Assembling the paper quilled Rudolph:
Use the photo of the finished reindeer ornament to see the placement of each of the shapes. Glue together using the toothpick to apply the glue cleanly and evenly. If using a cork quilling board, you can use straight pins to hold the different shapes together as the glue dries.
If you don’t have a quilling board, you might want to work on a piece of wax or parchment paper. This will help prevent the paper from sticking to the work surface below. It will peel away quite easily from the wax or parchment paper.
The most important rule of paper quilling is to have fun with it! Play around with the shapes and design to make it your own.
What if I don’t have any paper quilling supplies?
These supplies were plentiful in craft stores back in the 70’s, but they’re a little trickier to find now. I have a list for you from Amazon below that you can use to order some for yourself. If you can’t wait, try calling around to your craft stores – including any rubber stamping and scrapbooking stores! They sometimes keep the supplies in stock to use as embellishments.
You can also put together some makeshift supplies. Cutting your own strips can be tedious, but less so if you make them a little wider (say, 1/2 inch). Your ornament won’t look quite as delicate. but that doesn’t mean it won’t be super cute.
Thinner paper is best. You want it to curl without creases. If all you have on hand is construction paper though, make your curls a bit looser. Instead of using a typical quilling tool, try using a pencil and keep things more open. This can help prevent creases.
Is paper quilling just for adults?
Not at all! It does require some hand-eye coordination and fine motor control, but I started quilling myself at the age of 10. For younger kids, as suggested above, use wider strips of construction paper. Let them roll the strips around a pencil. As they get more proficient at it, you can move down to a chopstick or bamboo skewer.

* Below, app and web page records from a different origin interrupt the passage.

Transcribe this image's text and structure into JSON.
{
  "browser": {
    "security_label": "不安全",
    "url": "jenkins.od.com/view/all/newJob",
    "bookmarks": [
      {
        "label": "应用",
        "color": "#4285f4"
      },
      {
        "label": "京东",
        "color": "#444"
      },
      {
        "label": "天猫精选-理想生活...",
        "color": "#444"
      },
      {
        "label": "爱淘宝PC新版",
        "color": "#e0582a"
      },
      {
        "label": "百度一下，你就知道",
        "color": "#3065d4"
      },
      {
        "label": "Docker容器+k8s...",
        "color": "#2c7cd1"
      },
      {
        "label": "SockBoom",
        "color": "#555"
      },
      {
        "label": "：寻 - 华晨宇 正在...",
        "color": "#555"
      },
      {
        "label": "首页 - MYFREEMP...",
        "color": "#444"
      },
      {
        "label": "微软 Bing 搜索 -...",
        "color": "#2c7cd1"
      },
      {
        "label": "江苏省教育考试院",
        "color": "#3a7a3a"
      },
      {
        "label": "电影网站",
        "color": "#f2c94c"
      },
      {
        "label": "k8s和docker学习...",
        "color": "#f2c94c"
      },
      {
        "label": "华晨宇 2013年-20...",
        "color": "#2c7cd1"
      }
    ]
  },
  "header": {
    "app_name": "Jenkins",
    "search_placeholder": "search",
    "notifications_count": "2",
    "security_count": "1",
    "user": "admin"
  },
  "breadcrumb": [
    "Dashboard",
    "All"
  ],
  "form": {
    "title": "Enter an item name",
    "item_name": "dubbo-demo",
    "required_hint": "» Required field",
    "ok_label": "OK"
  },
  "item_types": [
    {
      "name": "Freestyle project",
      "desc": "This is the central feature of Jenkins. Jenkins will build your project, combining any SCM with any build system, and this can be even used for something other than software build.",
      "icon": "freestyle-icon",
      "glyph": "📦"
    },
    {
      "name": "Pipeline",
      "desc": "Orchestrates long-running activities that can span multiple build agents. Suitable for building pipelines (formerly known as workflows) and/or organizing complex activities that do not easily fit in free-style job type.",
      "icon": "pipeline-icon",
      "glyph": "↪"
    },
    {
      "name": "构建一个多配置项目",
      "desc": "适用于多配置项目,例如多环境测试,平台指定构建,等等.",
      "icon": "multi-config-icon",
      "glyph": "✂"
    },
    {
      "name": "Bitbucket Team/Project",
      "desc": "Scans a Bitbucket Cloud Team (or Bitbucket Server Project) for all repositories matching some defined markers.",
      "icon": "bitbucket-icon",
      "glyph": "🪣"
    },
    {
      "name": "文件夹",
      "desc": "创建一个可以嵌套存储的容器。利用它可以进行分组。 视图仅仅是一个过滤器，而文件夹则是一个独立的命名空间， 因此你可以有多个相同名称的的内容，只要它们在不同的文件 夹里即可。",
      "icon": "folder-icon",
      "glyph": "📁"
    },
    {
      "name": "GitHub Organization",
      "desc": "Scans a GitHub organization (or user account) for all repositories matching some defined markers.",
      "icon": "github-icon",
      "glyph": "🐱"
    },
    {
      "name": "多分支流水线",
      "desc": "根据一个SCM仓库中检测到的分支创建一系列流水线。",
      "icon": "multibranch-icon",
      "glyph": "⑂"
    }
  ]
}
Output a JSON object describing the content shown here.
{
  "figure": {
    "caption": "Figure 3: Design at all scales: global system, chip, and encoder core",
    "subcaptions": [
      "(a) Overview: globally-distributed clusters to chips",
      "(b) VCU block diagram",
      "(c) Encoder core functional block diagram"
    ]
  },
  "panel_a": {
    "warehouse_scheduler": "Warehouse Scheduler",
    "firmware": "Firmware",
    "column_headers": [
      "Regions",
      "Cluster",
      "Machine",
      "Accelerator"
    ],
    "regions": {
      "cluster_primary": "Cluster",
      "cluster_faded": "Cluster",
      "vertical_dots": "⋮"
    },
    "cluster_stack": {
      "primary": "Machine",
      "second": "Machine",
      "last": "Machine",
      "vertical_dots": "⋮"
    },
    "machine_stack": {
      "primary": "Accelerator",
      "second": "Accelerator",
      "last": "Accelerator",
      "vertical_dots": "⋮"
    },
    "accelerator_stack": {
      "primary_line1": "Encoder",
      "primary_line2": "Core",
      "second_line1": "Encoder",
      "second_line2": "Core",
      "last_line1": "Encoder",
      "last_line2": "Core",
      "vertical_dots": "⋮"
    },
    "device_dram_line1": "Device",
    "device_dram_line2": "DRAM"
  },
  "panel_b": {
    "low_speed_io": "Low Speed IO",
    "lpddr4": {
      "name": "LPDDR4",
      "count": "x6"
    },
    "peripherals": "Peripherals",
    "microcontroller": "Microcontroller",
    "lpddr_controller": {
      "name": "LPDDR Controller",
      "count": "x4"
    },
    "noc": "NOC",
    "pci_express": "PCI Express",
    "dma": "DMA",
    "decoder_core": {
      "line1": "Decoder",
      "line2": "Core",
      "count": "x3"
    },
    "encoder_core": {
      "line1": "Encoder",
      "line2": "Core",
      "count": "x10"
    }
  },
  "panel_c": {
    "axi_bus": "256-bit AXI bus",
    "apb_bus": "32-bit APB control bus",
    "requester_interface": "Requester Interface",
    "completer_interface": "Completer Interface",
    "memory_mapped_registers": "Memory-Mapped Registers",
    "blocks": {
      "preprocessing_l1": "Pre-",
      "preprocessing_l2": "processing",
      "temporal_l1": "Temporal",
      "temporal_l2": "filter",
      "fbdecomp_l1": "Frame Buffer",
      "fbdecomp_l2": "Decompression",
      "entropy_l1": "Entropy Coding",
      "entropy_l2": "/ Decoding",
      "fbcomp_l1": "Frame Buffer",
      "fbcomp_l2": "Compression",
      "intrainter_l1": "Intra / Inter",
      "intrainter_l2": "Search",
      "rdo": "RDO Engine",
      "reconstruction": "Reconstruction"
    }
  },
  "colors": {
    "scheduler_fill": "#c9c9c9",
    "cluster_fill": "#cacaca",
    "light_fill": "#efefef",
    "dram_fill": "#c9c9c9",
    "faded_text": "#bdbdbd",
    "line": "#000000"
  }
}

When ready to graduate to more of a paper quilling tool, I have a great DIY option that can serve as a stepping stone to an official one. This is also perfect for older adults who have arthritis in their hands or anyone else with a bit of limited finger dexterity.
Find a needle with a fairly large eye – like the kind you would use for needlepoint. Using a pair of wire snippers, clip off the very top of the needle’s eye.
This turns it into an an open slit which is perfect for quilling. Stick the sharp end of the needle into a cork. I like to dip it in tacky glue first for extra security.
Now you’ve got the cork to hold onto as you twirl the quilling paper into coils. The extra thickness of the cork makes it easier to grasp onto as you do.
See? This paper quilled Rudolph ornament is easier to make than you might think. With some experience at paper quilling, you could easily make this in about 15-20 minutes.
Want to make more? You can find instructions for a simple but elegant snowflake inspired paper quilled Christmas ornament here.